In what ways would this book contribute to restore the hidden history of Sri Lanka?
I hope that it will encourage people to see things a little differently. So even if someone doesn’t actually go to these places the readers would know that such places exist in the country. It therefore will give them more insight into the multi-layered history of our country. I believe that the younger generations are more interested in history as of today and it’s a positive sign.
When you visited these places, there were people to show you around. Don’t you think that what you discovered needs to be preserved?
Absolutely. Though Sinhala Buddhism is part of the political agenda, it’s not being given the time and space. There’s nothing written beyond the Mahavamsa. As much as we frame everything in the Mahavamsa, it is also the key to show that much has happened before it was written as well.
You have mentioned about the ‘Nittaewo’ and that is one breakthrough in this book. What were the other discoveries mentioned in the book?
Someone needs to look for the ‘Nittaewo’. Legend has it that they originated from Flores Island in Indonesia. Nobody has concentrated much on their existence. Same goes for the Delft ponies and after the launch of the book, several people have shown interest to research on them as well.
Tell us some of the unforgettable encounters you had during your travels?
Meeting someone like Muthu Banda for instance made us realise who Sri Lankans really are. I met many people like that who actually can restore the faith in the people of the country. Incidents-wise I remember getting stuck in the middle of Delft soon after the war and it was quite scary. At that time, they still haven’t de-mined either. Meeting the Sufis and getting to know them personally was an amazing experience.
In addition to that, all those wonderful people who have spoken to me have made this experience an unforgettable one. What was the biggest challenge you had?
Pulling that book together because it was a combination of various topics. People made many requests and in the end, it became a composite of many other ventures.

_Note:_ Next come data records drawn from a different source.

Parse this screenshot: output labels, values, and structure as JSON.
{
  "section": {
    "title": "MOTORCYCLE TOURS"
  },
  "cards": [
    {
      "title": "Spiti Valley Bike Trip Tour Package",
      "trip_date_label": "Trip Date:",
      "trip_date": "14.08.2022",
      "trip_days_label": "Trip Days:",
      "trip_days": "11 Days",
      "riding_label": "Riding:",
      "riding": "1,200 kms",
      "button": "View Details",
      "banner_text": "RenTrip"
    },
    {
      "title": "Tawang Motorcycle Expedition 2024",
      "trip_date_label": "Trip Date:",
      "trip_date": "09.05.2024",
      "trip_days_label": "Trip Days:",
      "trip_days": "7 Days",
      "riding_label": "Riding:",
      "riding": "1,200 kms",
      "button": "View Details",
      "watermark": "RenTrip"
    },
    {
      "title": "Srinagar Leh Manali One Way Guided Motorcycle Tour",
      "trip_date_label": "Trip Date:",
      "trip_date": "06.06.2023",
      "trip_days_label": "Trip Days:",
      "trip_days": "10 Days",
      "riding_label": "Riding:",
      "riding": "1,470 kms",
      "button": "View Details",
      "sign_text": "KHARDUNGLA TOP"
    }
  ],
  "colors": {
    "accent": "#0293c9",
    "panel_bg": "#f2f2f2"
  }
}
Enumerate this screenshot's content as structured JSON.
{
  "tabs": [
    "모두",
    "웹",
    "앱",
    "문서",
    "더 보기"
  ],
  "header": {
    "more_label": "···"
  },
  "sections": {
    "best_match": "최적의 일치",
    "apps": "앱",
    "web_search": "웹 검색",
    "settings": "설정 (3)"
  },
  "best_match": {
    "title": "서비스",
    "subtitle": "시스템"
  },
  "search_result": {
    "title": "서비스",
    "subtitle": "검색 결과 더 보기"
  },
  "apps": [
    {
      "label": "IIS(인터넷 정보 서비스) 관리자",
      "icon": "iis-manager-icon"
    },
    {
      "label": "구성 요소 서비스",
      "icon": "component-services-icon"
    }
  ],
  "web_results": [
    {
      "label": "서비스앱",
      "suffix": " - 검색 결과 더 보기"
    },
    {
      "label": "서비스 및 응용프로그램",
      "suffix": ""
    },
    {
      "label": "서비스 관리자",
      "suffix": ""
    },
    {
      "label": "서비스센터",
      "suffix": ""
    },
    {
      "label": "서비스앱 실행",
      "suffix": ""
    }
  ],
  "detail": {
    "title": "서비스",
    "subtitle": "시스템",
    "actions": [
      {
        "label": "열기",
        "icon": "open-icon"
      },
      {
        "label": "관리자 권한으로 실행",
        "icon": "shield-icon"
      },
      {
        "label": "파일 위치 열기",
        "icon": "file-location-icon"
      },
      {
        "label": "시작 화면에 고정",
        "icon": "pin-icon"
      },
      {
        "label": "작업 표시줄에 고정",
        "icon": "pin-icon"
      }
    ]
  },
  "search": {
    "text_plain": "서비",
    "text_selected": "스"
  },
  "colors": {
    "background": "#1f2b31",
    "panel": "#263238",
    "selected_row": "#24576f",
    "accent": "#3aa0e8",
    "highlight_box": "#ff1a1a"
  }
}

What message would you like to give your readers in terms of preserving history?
Value this country and look a little beyond what the text books have taught you.
Pics by Damith Wickramasinghe